[Given entries Boundary: Start]

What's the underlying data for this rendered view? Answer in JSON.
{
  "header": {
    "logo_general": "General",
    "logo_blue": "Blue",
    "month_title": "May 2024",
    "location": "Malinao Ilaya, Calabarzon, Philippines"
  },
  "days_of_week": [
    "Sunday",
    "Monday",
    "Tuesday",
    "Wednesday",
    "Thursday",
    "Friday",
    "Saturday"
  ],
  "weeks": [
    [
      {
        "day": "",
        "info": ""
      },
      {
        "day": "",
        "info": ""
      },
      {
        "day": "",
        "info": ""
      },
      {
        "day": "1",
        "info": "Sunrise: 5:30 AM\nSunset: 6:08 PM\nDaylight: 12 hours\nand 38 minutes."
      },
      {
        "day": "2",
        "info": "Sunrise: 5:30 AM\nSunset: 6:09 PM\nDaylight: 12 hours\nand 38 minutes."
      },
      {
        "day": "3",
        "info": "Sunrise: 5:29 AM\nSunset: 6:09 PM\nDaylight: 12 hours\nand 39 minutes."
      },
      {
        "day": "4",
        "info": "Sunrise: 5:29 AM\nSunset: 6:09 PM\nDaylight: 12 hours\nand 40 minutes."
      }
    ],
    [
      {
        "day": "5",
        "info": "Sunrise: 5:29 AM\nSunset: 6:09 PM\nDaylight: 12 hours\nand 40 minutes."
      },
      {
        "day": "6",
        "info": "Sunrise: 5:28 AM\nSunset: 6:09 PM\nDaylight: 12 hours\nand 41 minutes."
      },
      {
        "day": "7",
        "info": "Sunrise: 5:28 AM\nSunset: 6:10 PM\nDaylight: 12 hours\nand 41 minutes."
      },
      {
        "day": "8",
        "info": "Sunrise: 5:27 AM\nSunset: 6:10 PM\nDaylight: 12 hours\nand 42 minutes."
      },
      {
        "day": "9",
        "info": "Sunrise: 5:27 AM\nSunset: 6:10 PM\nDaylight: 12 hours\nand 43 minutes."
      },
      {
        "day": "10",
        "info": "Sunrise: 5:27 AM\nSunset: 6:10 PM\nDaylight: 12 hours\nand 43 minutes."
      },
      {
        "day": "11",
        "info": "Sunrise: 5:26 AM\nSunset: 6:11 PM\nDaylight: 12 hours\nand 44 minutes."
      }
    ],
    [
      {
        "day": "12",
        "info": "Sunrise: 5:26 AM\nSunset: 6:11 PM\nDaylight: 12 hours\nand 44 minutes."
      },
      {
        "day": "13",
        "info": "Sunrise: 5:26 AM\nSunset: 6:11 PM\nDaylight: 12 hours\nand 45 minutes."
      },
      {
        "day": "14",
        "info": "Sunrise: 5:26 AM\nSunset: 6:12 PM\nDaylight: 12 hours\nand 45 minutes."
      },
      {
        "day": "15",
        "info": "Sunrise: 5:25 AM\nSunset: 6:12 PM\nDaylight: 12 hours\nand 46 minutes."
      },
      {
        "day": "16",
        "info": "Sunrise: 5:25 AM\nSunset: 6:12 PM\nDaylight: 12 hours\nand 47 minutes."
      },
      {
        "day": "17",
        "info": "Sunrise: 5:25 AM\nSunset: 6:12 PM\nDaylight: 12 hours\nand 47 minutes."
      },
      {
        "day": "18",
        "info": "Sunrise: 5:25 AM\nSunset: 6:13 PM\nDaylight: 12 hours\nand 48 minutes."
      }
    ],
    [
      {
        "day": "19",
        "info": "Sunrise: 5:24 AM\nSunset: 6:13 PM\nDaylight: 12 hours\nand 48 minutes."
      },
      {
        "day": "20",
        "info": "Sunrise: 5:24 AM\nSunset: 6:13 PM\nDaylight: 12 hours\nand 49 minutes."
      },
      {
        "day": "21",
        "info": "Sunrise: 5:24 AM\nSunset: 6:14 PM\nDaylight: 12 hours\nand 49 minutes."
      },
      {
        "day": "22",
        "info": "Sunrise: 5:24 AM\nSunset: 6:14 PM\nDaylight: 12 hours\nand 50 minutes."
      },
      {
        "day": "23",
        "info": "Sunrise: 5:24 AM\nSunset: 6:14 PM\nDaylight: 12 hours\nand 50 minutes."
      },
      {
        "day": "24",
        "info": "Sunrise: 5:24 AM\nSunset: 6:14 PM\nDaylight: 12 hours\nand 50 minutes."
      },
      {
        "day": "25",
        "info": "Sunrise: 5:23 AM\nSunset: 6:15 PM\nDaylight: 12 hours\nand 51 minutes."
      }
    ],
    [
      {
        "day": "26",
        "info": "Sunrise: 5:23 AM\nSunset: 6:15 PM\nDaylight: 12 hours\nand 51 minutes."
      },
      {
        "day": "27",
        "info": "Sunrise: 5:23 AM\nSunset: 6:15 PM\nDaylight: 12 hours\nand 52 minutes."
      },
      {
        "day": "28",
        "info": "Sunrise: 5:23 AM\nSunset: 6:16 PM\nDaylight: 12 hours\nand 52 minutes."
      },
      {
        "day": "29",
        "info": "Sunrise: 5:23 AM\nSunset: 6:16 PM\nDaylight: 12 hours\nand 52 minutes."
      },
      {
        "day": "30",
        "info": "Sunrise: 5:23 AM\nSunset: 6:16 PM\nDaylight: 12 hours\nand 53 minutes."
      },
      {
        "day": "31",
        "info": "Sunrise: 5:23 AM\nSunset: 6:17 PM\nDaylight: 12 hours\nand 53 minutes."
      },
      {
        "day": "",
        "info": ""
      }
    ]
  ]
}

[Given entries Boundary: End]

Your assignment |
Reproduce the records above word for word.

Result |
What's the underlying data for this rendered view? Answer in JSON.
{
  "header": {
    "logo_general": "General",
    "logo_blue": "Blue",
    "month_title": "May 2024",
    "location": "Malinao Ilaya, Calabarzon, Philippines"
  },
  "days_of_week": [
    "Sunday",
    "Monday",
    "Tuesday",
    "Wednesday",
    "Thursday",
    "Friday",
    "Saturday"
  ],
  "weeks": [
    [
      {
        "day": "",
        "info": ""
      },
      {
        "day": "",
        "info": ""
      },
      {
        "day": "",
        "info": ""
      },
      {
        "day": "1",
        "info": "Sunrise: 5:30 AM\nSunset: 6:08 PM\nDaylight: 12 hours\nand 38 minutes."
      },
      {
        "day": "2",
        "info": "Sunrise: 5:30 AM\nSunset: 6:09 PM\nDaylight: 12 hours\nand 38 minutes."
      },
      {
        "day": "3",
        "info": "Sunrise: 5:29 AM\nSunset: 6:09 PM\nDaylight: 12 hours\nand 39 minutes."
      },
      {
        "day": "4",
        "info": "Sunrise: 5:29 AM\nSunset: 6:09 PM\nDaylight: 12 hours\nand 40 minutes."
      }
    ],
    [
      {
        "day": "5",
        "info": "Sunrise: 5:29 AM\nSunset: 6:09 PM\nDaylight: 12 hours\nand 40 minutes."
      },
      {
        "day": "6",
        "info": "Sunrise: 5:28 AM\nSunset: 6:09 PM\nDaylight: 12 hours\nand 41 minutes."
      },
      {
        "day": "7",
        "info": "Sunrise: 5:28 AM\nSunset: 6:10 PM\nDaylight: 12 hours\nand 41 minutes."
      },
      {
        "day": "8",
        "info": "Sunrise: 5:27 AM\nSunset: 6:10 PM\nDaylight: 12 hours\nand 42 minutes."
      },
      {
        "day": "9",
        "info": "Sunrise: 5:27 AM\nSunset: 6:10 PM\nDaylight: 12 hours\nand 43 minutes."
      },
      {
        "day": "10",
        "info": "Sunrise: 5:27 AM\nSunset: 6:10 PM\nDaylight: 12 hours\nand 43 minutes."
      },
      {
        "day": "11",
        "info": "Sunrise: 5:26 AM\nSunset: 6:11 PM\nDaylight: 12 hours\nand 44 minutes."
      }
    ],
    [
      {
        "day": "12",
        "info": "Sunrise: 5:26 AM\nSunset: 6:11 PM\nDaylight: 12 hours\nand 44 minutes."
      },
      {
        "day": "13",
        "info": "Sunrise: 5:26 AM\nSunset: 6:11 PM\nDaylight: 12 hours\nand 45 minutes."
      },
      {
        "day": "14",
        "info": "Sunrise: 5:26 AM\nSunset: 6:12 PM\nDaylight: 12 hours\nand 45 minutes."
      },
      {
        "day": "15",
        "info": "Sunrise: 5:25 AM\nSunset: 6:12 PM\nDaylight: 12 hours\nand 46 minutes."
      },
      {
        "day": "16",
        "info": "Sunrise: 5:25 AM\nSunset: 6:12 PM\nDaylight: 12 hours\nand 47 minutes."
      },
      {
        "day": "17",
        "info": "Sunrise: 5:25 AM\nSunset: 6:12 PM\nDaylight: 12 hours\nand 47 minutes."
      },
      {
        "day": "18",
        "info": "Sunrise: 5:25 AM\nSunset: 6:13 PM\nDaylight: 12 hours\nand 48 minutes."
      }
    ],
    [
      {
        "day": "19",
        "info": "Sunrise: 5:24 AM\nSunset: 6:13 PM\nDaylight: 12 hours\nand 48 minutes."
      },
      {
        "day": "20",
        "info": "Sunrise: 5:24 AM\nSunset: 6:13 PM\nDaylight: 12 hours\nand 49 minutes."
      },
      {
        "day": "21",
        "info": "Sunrise: 5:24 AM\nSunset: 6:14 PM\nDaylight: 12 hours\nand 49 minutes."
      },
      {
        "day": "22",
        "info": "Sunrise: 5:24 AM\nSunset: 6:14 PM\nDaylight: 12 hours\nand 50 minutes."
      },
      {
        "day": "23",
        "info": "Sunrise: 5:24 AM\nSunset: 6:14 PM\nDaylight: 12 hours\nand 50 minutes."
      },
      {
        "day": "24",
        "info": "Sunrise: 5:24 AM\nSunset: 6:14 PM\nDaylight: 12 hours\nand 50 minutes."
      },
      {
        "day": "25",
        "info": "Sunrise: 5:23 AM\nSunset: 6:15 PM\nDaylight: 12 hours\nand 51 minutes."
      }
    ],
    [
      {
        "day": "26",
        "info": "Sunrise: 5:23 AM\nSunset: 6:15 PM\nDaylight: 12 hours\nand 51 minutes."
      },
      {
        "day": "27",
        "info": "Sunrise: 5:23 AM\nSunset: 6:15 PM\nDaylight: 12 hours\nand 52 minutes."
      },
      {
        "day": "28",
        "info": "Sunrise: 5:23 AM\nSunset: 6:16 PM\nDaylight: 12 hours\nand 52 minutes."
      },
      {
        "day": "29",
        "info": "Sunrise: 5:23 AM\nSunset: 6:16 PM\nDaylight: 12 hours\nand 52 minutes."
      },
      {
        "day": "30",
        "info": "Sunrise: 5:23 AM\nSunset: 6:16 PM\nDaylight: 12 hours\nand 53 minutes."
      },
      {
        "day": "31",
        "info": "Sunrise: 5:23 AM\nSunset: 6:17 PM\nDaylight: 12 hours\nand 53 minutes."
      },
      {
        "day": "",
        "info": ""
      }
    ]
  ]
}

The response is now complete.